• **What to work on**: Going line by line through the entries below, count those that contain "TOKAT". Give the number by itself.

------ Records provided

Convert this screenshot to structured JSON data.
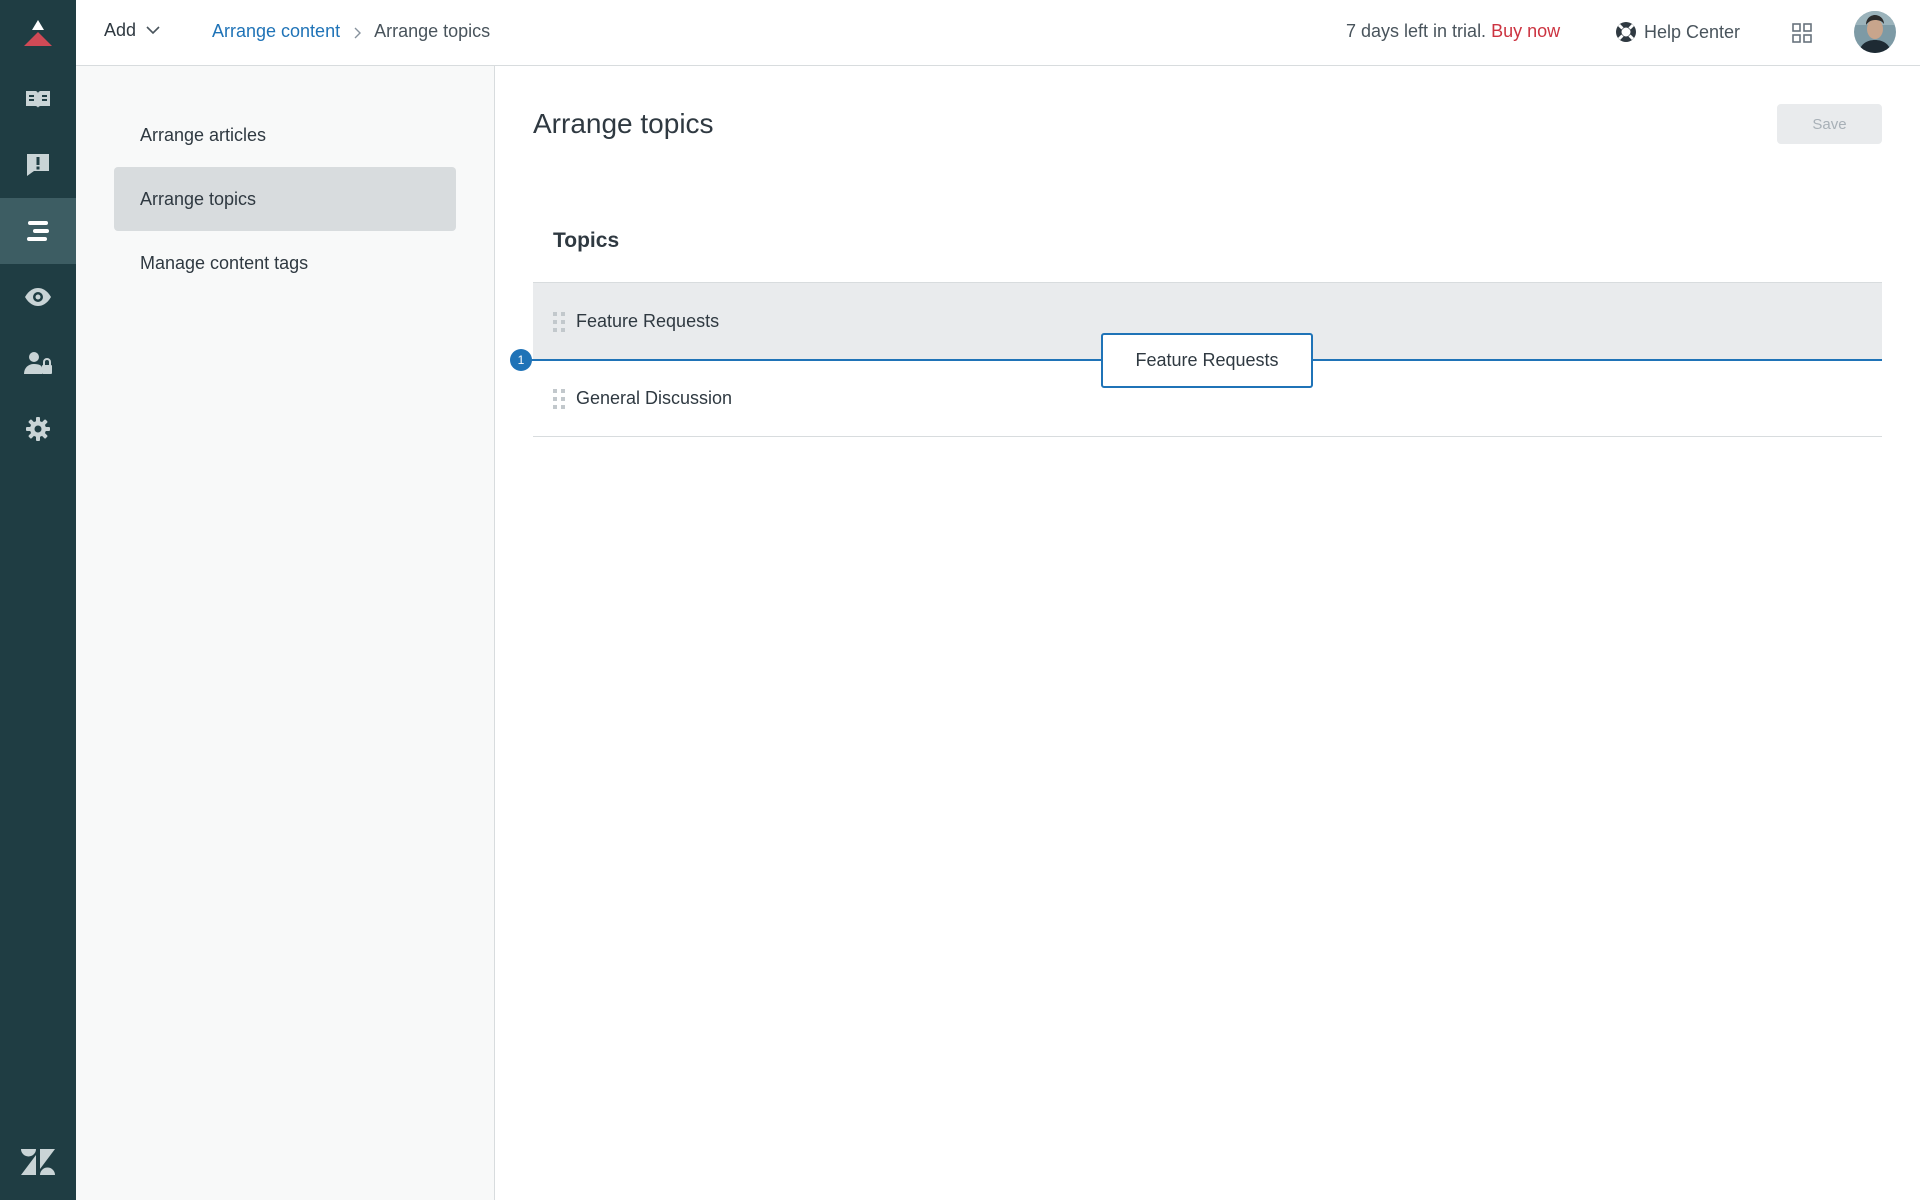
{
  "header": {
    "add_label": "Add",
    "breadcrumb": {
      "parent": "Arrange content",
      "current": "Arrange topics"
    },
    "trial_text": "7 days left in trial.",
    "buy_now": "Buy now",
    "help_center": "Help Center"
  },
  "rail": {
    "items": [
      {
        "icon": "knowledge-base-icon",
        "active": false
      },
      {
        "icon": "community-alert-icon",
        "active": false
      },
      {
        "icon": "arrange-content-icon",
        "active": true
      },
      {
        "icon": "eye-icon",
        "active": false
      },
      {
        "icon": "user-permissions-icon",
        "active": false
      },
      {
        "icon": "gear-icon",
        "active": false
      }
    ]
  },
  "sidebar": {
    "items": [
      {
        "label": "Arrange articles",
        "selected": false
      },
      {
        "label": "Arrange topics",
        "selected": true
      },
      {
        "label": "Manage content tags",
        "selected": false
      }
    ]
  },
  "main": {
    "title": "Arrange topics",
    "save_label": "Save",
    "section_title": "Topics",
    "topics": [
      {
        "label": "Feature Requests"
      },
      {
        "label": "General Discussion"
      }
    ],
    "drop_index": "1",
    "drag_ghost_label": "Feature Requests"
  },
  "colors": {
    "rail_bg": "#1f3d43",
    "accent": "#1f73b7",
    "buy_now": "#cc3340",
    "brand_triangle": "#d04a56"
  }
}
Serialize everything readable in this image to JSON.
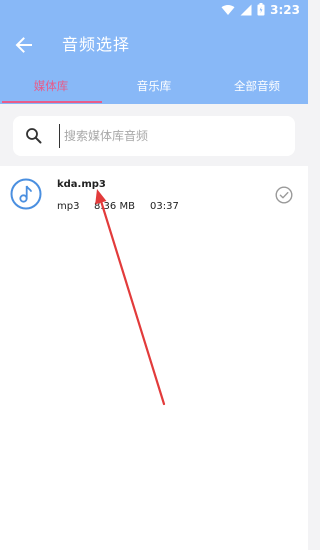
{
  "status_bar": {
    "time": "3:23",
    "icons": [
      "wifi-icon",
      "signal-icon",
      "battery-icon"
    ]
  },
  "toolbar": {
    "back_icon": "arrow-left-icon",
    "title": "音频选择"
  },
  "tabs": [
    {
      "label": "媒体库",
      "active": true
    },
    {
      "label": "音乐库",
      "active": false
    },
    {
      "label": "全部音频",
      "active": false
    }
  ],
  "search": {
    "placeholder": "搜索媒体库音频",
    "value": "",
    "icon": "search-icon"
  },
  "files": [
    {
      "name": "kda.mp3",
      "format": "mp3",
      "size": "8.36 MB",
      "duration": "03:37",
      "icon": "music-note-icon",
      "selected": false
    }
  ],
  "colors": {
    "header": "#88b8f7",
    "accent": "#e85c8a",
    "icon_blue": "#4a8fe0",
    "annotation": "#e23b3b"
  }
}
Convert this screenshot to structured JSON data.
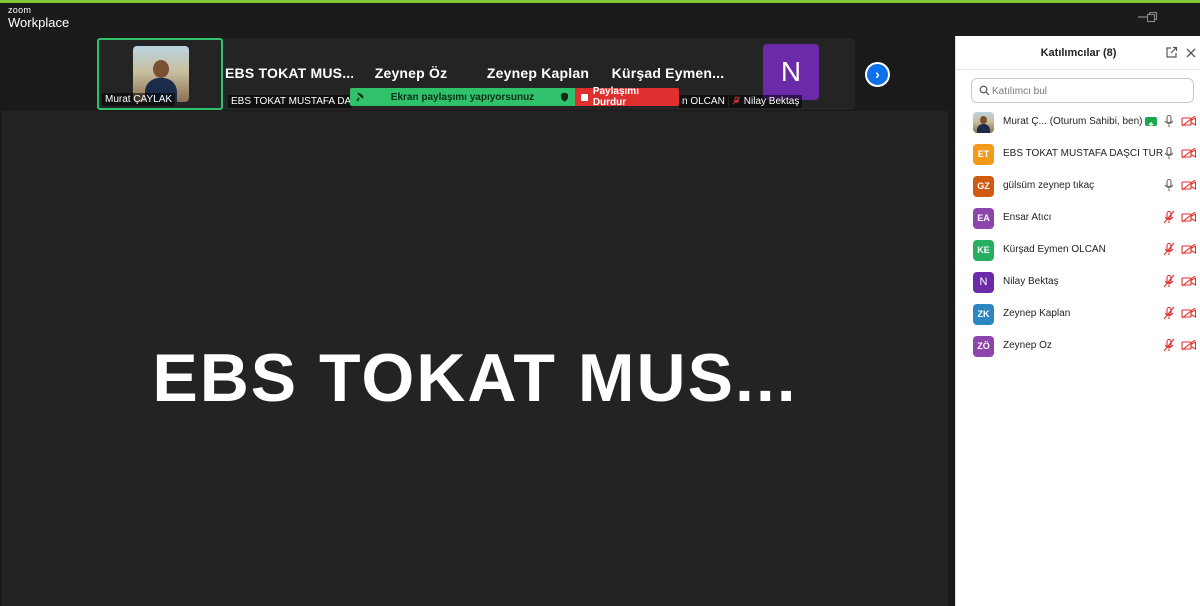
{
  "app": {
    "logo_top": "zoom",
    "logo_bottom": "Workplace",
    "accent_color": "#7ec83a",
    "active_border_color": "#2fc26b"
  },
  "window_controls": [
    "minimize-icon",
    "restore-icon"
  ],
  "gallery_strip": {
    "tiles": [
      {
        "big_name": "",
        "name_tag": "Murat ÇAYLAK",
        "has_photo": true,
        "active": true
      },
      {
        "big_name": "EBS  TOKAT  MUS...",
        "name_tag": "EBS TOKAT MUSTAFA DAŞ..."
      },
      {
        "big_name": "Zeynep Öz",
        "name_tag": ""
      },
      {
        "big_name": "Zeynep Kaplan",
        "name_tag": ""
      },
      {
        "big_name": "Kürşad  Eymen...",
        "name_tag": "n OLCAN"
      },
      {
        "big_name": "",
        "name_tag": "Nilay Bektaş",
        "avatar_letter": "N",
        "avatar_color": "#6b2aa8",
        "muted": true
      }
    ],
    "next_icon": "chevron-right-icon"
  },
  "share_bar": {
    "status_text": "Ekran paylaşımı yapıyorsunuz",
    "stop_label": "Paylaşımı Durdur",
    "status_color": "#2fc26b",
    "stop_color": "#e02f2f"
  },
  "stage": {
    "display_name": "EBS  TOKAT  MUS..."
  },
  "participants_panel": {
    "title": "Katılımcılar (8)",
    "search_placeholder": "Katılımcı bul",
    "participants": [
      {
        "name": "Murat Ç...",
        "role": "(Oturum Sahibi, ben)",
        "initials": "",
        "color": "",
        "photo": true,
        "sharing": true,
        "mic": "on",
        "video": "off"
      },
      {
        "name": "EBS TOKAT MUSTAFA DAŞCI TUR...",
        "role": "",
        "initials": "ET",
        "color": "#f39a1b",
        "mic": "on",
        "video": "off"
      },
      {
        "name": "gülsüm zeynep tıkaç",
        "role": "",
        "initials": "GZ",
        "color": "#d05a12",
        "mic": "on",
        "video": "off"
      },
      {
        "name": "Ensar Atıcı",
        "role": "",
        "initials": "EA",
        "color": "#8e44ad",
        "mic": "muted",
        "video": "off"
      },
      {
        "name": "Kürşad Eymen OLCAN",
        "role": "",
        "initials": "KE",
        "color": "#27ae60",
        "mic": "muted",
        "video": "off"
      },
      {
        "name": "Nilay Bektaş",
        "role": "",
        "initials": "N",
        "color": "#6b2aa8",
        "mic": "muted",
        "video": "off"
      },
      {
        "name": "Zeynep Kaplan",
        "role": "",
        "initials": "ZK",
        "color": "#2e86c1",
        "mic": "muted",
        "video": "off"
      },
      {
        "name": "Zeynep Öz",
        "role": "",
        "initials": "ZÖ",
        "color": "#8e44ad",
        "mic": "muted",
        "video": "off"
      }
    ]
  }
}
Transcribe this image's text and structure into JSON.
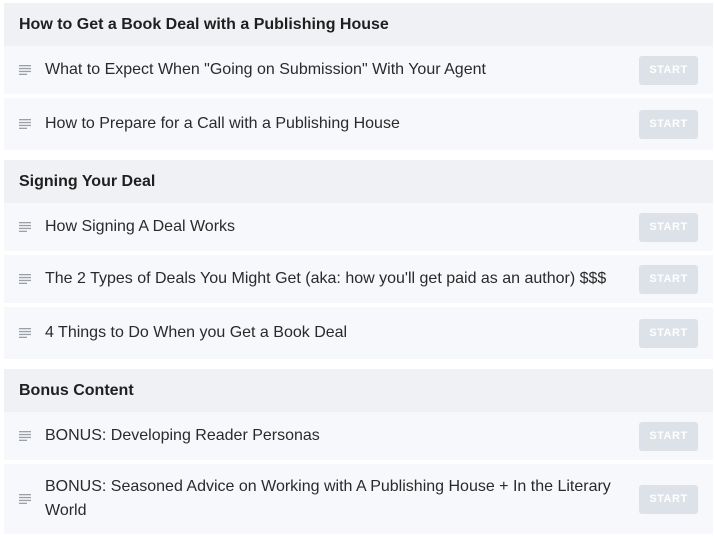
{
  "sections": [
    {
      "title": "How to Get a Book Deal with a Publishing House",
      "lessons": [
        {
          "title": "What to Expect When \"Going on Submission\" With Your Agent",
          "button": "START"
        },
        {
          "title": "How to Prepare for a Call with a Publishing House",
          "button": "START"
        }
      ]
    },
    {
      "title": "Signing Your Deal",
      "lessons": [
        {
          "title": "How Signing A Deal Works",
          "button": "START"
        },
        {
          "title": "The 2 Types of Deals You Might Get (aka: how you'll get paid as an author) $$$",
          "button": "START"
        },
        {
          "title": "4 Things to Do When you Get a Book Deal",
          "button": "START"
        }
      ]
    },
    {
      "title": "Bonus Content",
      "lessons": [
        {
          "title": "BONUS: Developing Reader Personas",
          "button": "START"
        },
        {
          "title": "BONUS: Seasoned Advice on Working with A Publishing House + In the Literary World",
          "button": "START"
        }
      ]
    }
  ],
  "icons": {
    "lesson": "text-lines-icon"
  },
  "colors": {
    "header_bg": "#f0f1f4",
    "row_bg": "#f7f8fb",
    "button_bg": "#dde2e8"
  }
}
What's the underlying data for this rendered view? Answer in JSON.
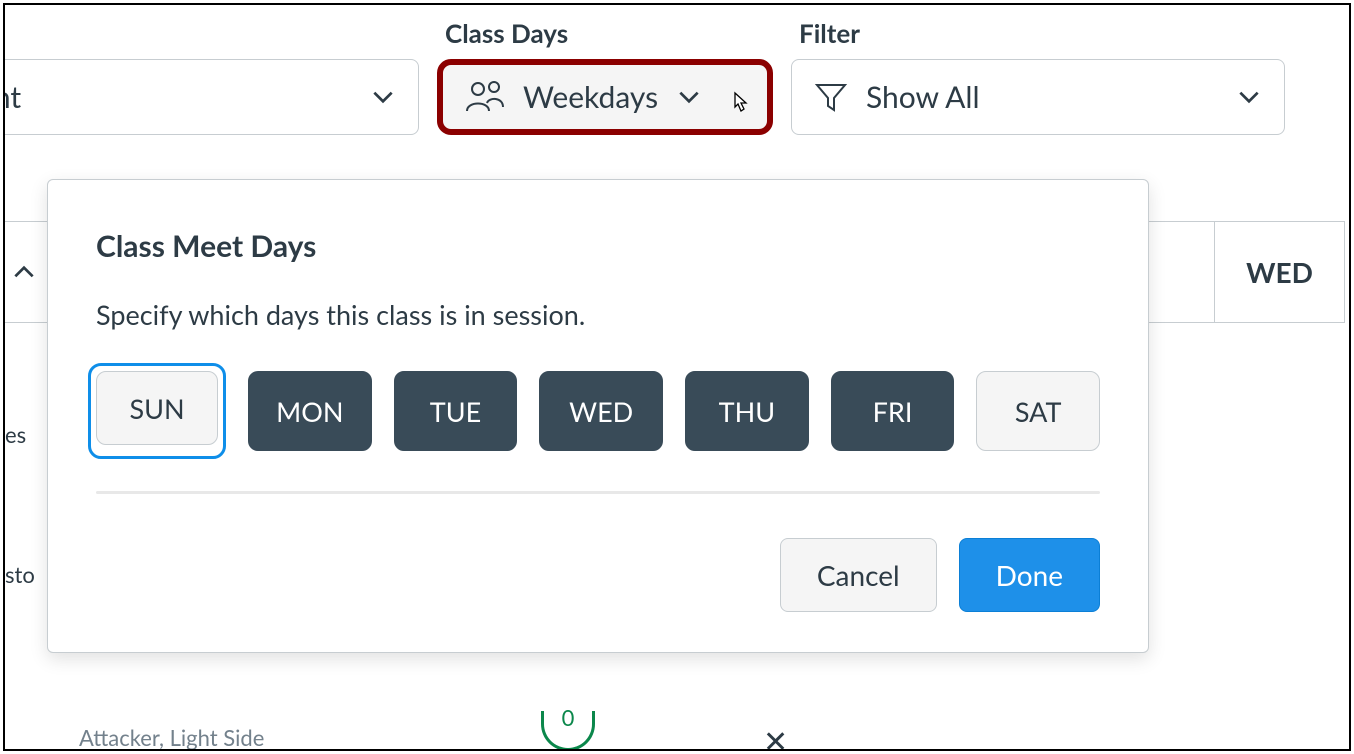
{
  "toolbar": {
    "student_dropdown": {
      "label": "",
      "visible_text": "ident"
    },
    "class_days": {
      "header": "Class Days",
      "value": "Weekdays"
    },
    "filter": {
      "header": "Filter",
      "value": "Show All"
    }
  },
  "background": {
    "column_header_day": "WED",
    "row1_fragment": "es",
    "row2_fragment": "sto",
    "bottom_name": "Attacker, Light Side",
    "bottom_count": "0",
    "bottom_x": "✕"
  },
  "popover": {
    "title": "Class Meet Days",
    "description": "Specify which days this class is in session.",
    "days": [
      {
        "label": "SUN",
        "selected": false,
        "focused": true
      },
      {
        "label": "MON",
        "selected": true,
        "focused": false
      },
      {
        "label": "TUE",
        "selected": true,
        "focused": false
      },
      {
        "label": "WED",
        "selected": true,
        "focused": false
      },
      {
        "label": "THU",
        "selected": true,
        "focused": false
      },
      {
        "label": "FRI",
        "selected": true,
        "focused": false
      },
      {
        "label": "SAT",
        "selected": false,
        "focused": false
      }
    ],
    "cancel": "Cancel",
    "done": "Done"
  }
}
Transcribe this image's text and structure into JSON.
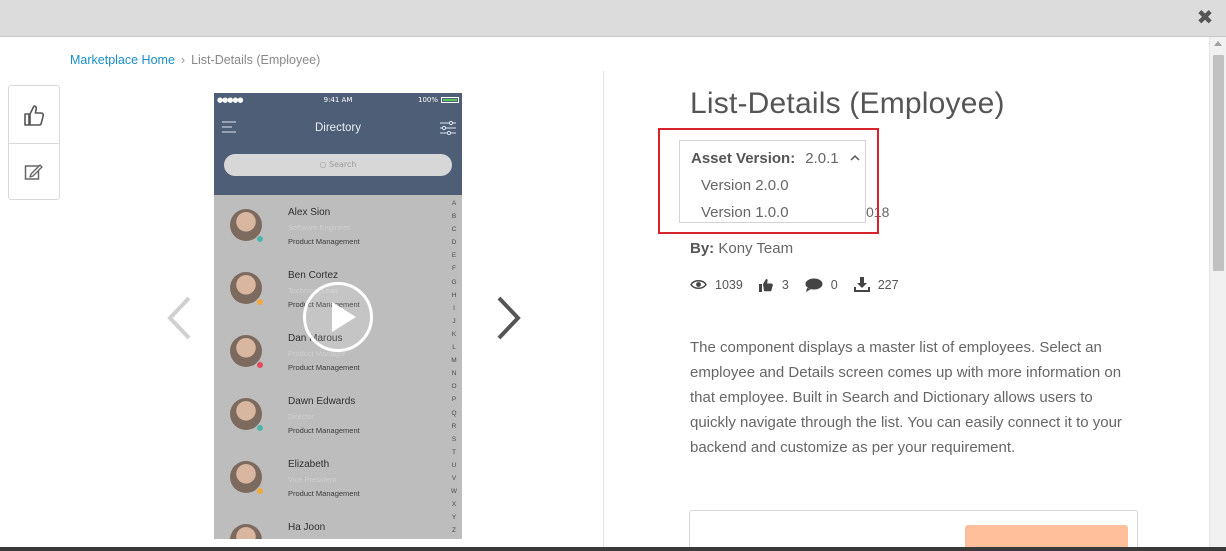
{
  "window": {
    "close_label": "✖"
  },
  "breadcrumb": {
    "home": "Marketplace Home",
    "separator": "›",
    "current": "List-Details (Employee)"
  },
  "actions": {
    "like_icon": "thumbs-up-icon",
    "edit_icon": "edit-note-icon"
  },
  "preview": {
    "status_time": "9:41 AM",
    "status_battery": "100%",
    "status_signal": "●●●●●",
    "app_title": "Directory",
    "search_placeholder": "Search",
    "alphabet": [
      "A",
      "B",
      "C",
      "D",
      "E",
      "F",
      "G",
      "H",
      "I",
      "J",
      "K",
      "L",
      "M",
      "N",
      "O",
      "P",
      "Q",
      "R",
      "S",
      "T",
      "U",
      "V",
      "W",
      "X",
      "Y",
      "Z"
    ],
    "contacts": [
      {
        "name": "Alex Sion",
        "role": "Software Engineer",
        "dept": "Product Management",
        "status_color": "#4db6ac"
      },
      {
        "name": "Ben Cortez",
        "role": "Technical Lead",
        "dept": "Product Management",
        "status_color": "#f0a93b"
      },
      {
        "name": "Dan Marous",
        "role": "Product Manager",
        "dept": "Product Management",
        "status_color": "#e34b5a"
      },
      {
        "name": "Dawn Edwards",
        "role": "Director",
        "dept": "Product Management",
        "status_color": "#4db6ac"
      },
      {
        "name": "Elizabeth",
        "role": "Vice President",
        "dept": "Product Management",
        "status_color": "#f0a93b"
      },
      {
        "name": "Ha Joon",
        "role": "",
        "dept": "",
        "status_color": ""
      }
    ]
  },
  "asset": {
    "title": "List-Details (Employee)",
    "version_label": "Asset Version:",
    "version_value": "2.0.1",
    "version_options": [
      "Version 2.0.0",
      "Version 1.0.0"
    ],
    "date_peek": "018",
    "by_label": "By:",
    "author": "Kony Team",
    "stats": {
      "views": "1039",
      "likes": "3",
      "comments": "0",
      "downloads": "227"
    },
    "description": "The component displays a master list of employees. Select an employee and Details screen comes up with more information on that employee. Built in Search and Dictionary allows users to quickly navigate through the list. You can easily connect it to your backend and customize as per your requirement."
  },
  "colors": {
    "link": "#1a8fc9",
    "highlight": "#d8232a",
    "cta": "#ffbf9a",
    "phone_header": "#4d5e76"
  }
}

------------

• **Result of this exercise**: 4